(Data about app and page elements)
------------------------------
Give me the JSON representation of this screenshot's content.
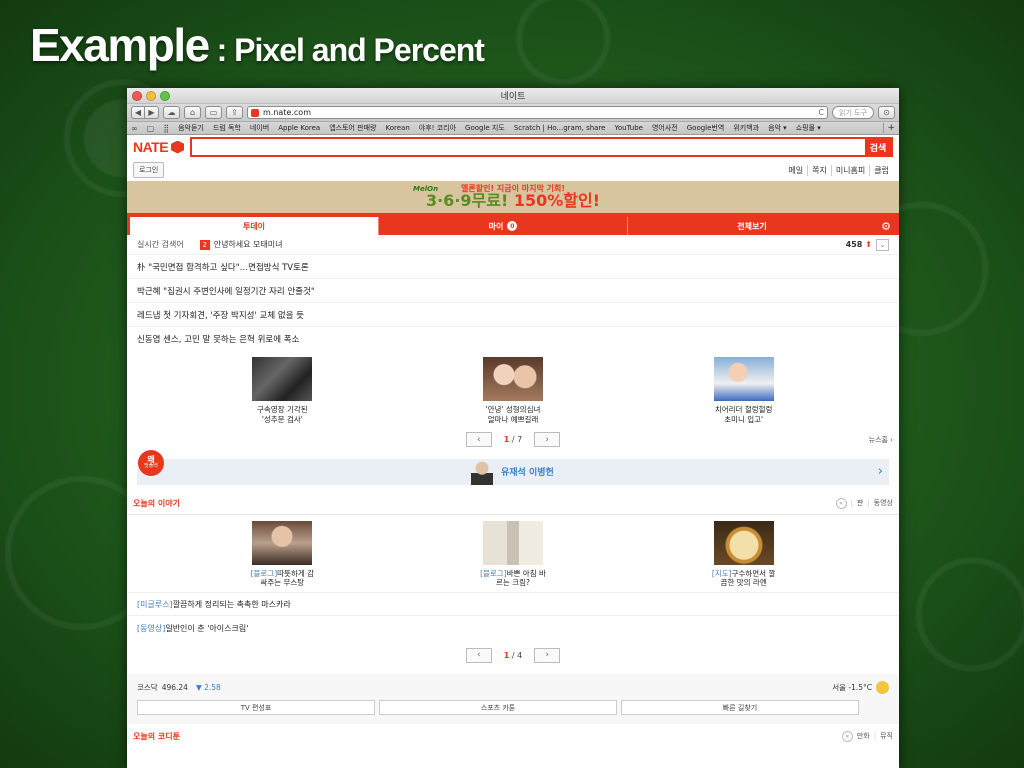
{
  "slide": {
    "title_big": "Example",
    "title_small": " : Pixel and Percent"
  },
  "window": {
    "title": "네이트"
  },
  "toolbar": {
    "back": "◀",
    "forward": "▶",
    "url": "m.nate.com",
    "reload": "C",
    "search_placeholder": "읽기 도구"
  },
  "bookmarks": [
    "음악듣기",
    "드럼 독학",
    "네이버",
    "Apple Korea",
    "앱스토어 판매량",
    "Korean",
    "야후! 코리아",
    "Google 지도",
    "Scratch | Ho...gram, share",
    "YouTube",
    "영어사전",
    "Google번역",
    "위키백과",
    "음악 ▾",
    "쇼핑몰 ▾"
  ],
  "nate": {
    "logo": "NATE",
    "search_button": "검색",
    "search_value": "",
    "login": "로그인",
    "quicklinks": [
      "메일",
      "쪽지",
      "미니홈피",
      "클럽"
    ]
  },
  "banner": {
    "brand": "MelOn",
    "top": "멜론할인! 지금이 마지막 기회!",
    "main_a": "3·6·9무료! ",
    "main_b": "150%할인!"
  },
  "tabs": {
    "today": "투데이",
    "my": "마이",
    "my_badge": "0",
    "all": "전체보기",
    "gear": "⚙"
  },
  "trend": {
    "label": "실시간 검색어",
    "rank": "2",
    "keyword": "안녕하세요 모태미녀",
    "count": "458",
    "up": "⬆",
    "more": "⌄"
  },
  "headlines": [
    "朴 \"국민면접 합격하고 싶다\"…면접방식 TV토론",
    "박근혜 \"집권시 주변인사에 일정기간 자리 안줄것\"",
    "레드냅 첫 기자회견, '주장 박지성' 교체 없을 듯",
    "신동엽 센스, 고민 말 못하는 은혁 위로에 폭소"
  ],
  "news_thumbs": [
    {
      "line1": "구속영장 기각된",
      "line2": "'성추문 검사'"
    },
    {
      "line1": "'안녕' 성형의심녀",
      "line2": "얼마나 예쁘길래"
    },
    {
      "line1": "치어리더 헐렁헐렁",
      "line2": "초미니 입고'"
    }
  ],
  "pager1": {
    "prev": "‹",
    "next": "›",
    "current": "1",
    "sep": " / ",
    "total": "7",
    "news_home": "뉴스홈 ›"
  },
  "promo": {
    "badge_top": "왜",
    "badge_bottom": "맛플러",
    "text": "유재석 이병헌",
    "arrow": "›"
  },
  "story": {
    "title": "오늘의 이야기",
    "prev": "«",
    "tools": [
      "판",
      "동영상"
    ],
    "sep": "|",
    "thumbs": [
      {
        "tag": "[블로그]",
        "line1": "따뜻하게 감",
        "line2": "싸주는 무스탕"
      },
      {
        "tag": "[블로그]",
        "line1": "바쁜 아침 바",
        "line2": "르는 크림?"
      },
      {
        "tag": "[지도]",
        "line1": "구수하면서 깔",
        "line2": "끔한 맛의 라멘"
      }
    ],
    "lines": [
      {
        "tag": "[미글루스]",
        "text": "깔끔하게 정리되는 촉촉한 마스카라"
      },
      {
        "tag": "[동영상]",
        "text": "일반인이 춘 '아이스크림'"
      }
    ]
  },
  "pager2": {
    "prev": "‹",
    "next": "›",
    "current": "1",
    "sep": " / ",
    "total": "4"
  },
  "stock": {
    "label": "코스닥",
    "value": "496.24",
    "arrow": "▼",
    "change": "2.58"
  },
  "weather": {
    "text": "서울 -1.5°C"
  },
  "utils": [
    "TV 편성표",
    "스포츠 카툰",
    "빠른 길찾기"
  ],
  "bottom": {
    "title": "오늘의 코디툰",
    "prev": "«",
    "tools": [
      "만화",
      "뮤직"
    ]
  },
  "colors": {
    "brand": "#e8371e",
    "link": "#3a7fc4",
    "tag": "#4a7fb5"
  }
}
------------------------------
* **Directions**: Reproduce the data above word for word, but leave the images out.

* **Reply to the task**:
Give me the JSON representation of this screenshot's content.
{
  "slide": {
    "title_big": "Example",
    "title_small": " : Pixel and Percent"
  },
  "window": {
    "title": "네이트"
  },
  "toolbar": {
    "back": "◀",
    "forward": "▶",
    "url": "m.nate.com",
    "reload": "C",
    "search_placeholder": "읽기 도구"
  },
  "bookmarks": [
    "음악듣기",
    "드럼 독학",
    "네이버",
    "Apple Korea",
    "앱스토어 판매량",
    "Korean",
    "야후! 코리아",
    "Google 지도",
    "Scratch | Ho...gram, share",
    "YouTube",
    "영어사전",
    "Google번역",
    "위키백과",
    "음악 ▾",
    "쇼핑몰 ▾"
  ],
  "nate": {
    "logo": "NATE",
    "search_button": "검색",
    "search_value": "",
    "login": "로그인",
    "quicklinks": [
      "메일",
      "쪽지",
      "미니홈피",
      "클럽"
    ]
  },
  "banner": {
    "brand": "MelOn",
    "top": "멜론할인! 지금이 마지막 기회!",
    "main_a": "3·6·9무료! ",
    "main_b": "150%할인!"
  },
  "tabs": {
    "today": "투데이",
    "my": "마이",
    "my_badge": "0",
    "all": "전체보기",
    "gear": "⚙"
  },
  "trend": {
    "label": "실시간 검색어",
    "rank": "2",
    "keyword": "안녕하세요 모태미녀",
    "count": "458",
    "up": "⬆",
    "more": "⌄"
  },
  "headlines": [
    "朴 \"국민면접 합격하고 싶다\"…면접방식 TV토론",
    "박근혜 \"집권시 주변인사에 일정기간 자리 안줄것\"",
    "레드냅 첫 기자회견, '주장 박지성' 교체 없을 듯",
    "신동엽 센스, 고민 말 못하는 은혁 위로에 폭소"
  ],
  "news_thumbs": [
    {
      "line1": "구속영장 기각된",
      "line2": "'성추문 검사'"
    },
    {
      "line1": "'안녕' 성형의심녀",
      "line2": "얼마나 예쁘길래"
    },
    {
      "line1": "치어리더 헐렁헐렁",
      "line2": "초미니 입고'"
    }
  ],
  "pager1": {
    "prev": "‹",
    "next": "›",
    "current": "1",
    "sep": " / ",
    "total": "7",
    "news_home": "뉴스홈 ›"
  },
  "promo": {
    "badge_top": "왜",
    "badge_bottom": "맛플러",
    "text": "유재석 이병헌",
    "arrow": "›"
  },
  "story": {
    "title": "오늘의 이야기",
    "prev": "«",
    "tools": [
      "판",
      "동영상"
    ],
    "sep": "|",
    "thumbs": [
      {
        "tag": "[블로그]",
        "line1": "따뜻하게 감",
        "line2": "싸주는 무스탕"
      },
      {
        "tag": "[블로그]",
        "line1": "바쁜 아침 바",
        "line2": "르는 크림?"
      },
      {
        "tag": "[지도]",
        "line1": "구수하면서 깔",
        "line2": "끔한 맛의 라멘"
      }
    ],
    "lines": [
      {
        "tag": "[미글루스]",
        "text": "깔끔하게 정리되는 촉촉한 마스카라"
      },
      {
        "tag": "[동영상]",
        "text": "일반인이 춘 '아이스크림'"
      }
    ]
  },
  "pager2": {
    "prev": "‹",
    "next": "›",
    "current": "1",
    "sep": " / ",
    "total": "4"
  },
  "stock": {
    "label": "코스닥",
    "value": "496.24",
    "arrow": "▼",
    "change": "2.58"
  },
  "weather": {
    "text": "서울 -1.5°C"
  },
  "utils": [
    "TV 편성표",
    "스포츠 카툰",
    "빠른 길찾기"
  ],
  "bottom": {
    "title": "오늘의 코디툰",
    "prev": "«",
    "tools": [
      "만화",
      "뮤직"
    ]
  },
  "colors": {
    "brand": "#e8371e",
    "link": "#3a7fc4",
    "tag": "#4a7fb5"
  }
}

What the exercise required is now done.